> _Your assignment_: Would you copy the lines below exactly and omit the images?

▼

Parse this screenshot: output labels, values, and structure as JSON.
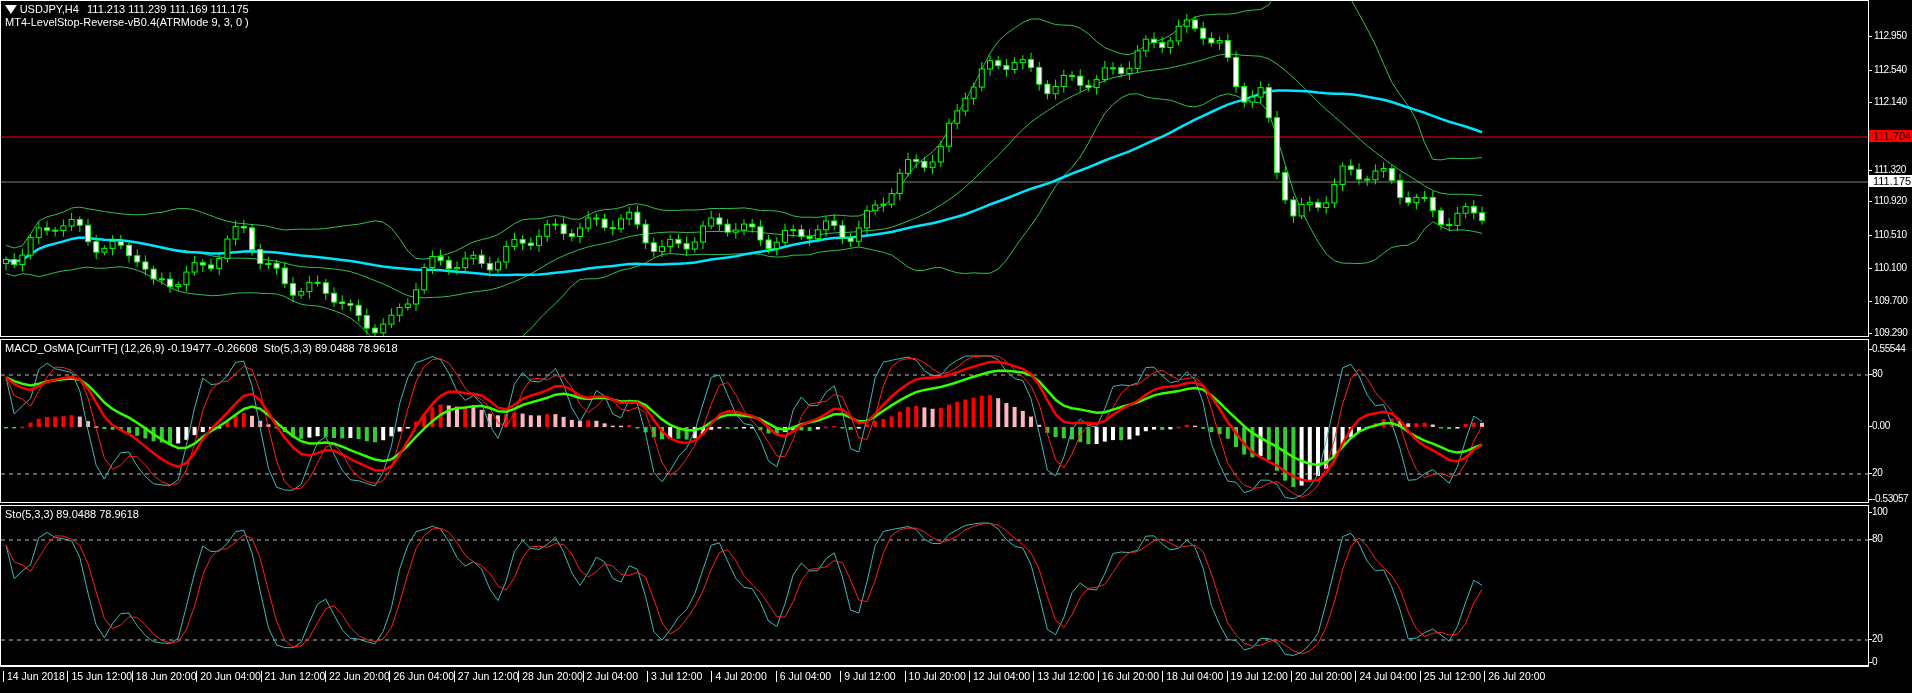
{
  "main_panel": {
    "symbol": "USDJPY,H4",
    "quotes": "111.213 111.239 111.169 111.175",
    "indicator": "MT4-LevelStop-Reverse-vB0.4(ATRMode 9, 3, 0 )",
    "price_axis": {
      "ticks": [
        "112.950",
        "112.540",
        "112.140",
        "111.320",
        "110.920",
        "110.510",
        "110.100",
        "109.700",
        "109.290"
      ],
      "markers": [
        {
          "text": "111.704",
          "color": "#ff0000"
        },
        {
          "text": "111.175",
          "color": "#ffffff"
        }
      ]
    }
  },
  "macd_panel": {
    "label": "MACD_OsMA [CurrTF] (12,26,9) -0.19477 -0.26608  Sto(5,3,3) 89.0488 78.9618",
    "axis": [
      "0.55544",
      "80",
      "0.00",
      "20",
      "-0.53057"
    ]
  },
  "stochastic_panel": {
    "label": "Sto(5,3,3) 89.0488 78.9618",
    "axis": [
      "100",
      "80",
      "20",
      "0"
    ]
  },
  "time_axis": [
    "14 Jun 2018",
    "15 Jun 12:00",
    "18 Jun 20:00",
    "20 Jun 04:00",
    "21 Jun 12:00",
    "22 Jun 20:00",
    "26 Jun 04:00",
    "27 Jun 12:00",
    "28 Jun 20:00",
    "2 Jul 04:00",
    "3 Jul 12:00",
    "4 Jul 20:00",
    "6 Jul 04:00",
    "9 Jul 12:00",
    "10 Jul 20:00",
    "12 Jul 04:00",
    "13 Jul 12:00",
    "16 Jul 20:00",
    "18 Jul 04:00",
    "19 Jul 12:00",
    "20 Jul 20:00",
    "24 Jul 04:00",
    "25 Jul 12:00",
    "26 Jul 20:00"
  ]
}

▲

> _Written answer_:
Parse this screenshot: output labels, values, and structure as JSON.
{
  "main_panel": {
    "symbol": "USDJPY,H4",
    "quotes": "111.213 111.239 111.169 111.175",
    "indicator": "MT4-LevelStop-Reverse-vB0.4(ATRMode 9, 3, 0 )",
    "price_axis": {
      "ticks": [
        "112.950",
        "112.540",
        "112.140",
        "111.320",
        "110.920",
        "110.510",
        "110.100",
        "109.700",
        "109.290"
      ],
      "markers": [
        {
          "text": "111.704",
          "color": "#ff0000"
        },
        {
          "text": "111.175",
          "color": "#ffffff"
        }
      ]
    }
  },
  "macd_panel": {
    "label": "MACD_OsMA [CurrTF] (12,26,9) -0.19477 -0.26608  Sto(5,3,3) 89.0488 78.9618",
    "axis": [
      "0.55544",
      "80",
      "0.00",
      "20",
      "-0.53057"
    ]
  },
  "stochastic_panel": {
    "label": "Sto(5,3,3) 89.0488 78.9618",
    "axis": [
      "100",
      "80",
      "20",
      "0"
    ]
  },
  "time_axis": [
    "14 Jun 2018",
    "15 Jun 12:00",
    "18 Jun 20:00",
    "20 Jun 04:00",
    "21 Jun 12:00",
    "22 Jun 20:00",
    "26 Jun 04:00",
    "27 Jun 12:00",
    "28 Jun 20:00",
    "2 Jul 04:00",
    "3 Jul 12:00",
    "4 Jul 20:00",
    "6 Jul 04:00",
    "9 Jul 12:00",
    "10 Jul 20:00",
    "12 Jul 04:00",
    "13 Jul 12:00",
    "16 Jul 20:00",
    "18 Jul 04:00",
    "19 Jul 12:00",
    "20 Jul 20:00",
    "24 Jul 04:00",
    "25 Jul 12:00",
    "26 Jul 20:00"
  ]
}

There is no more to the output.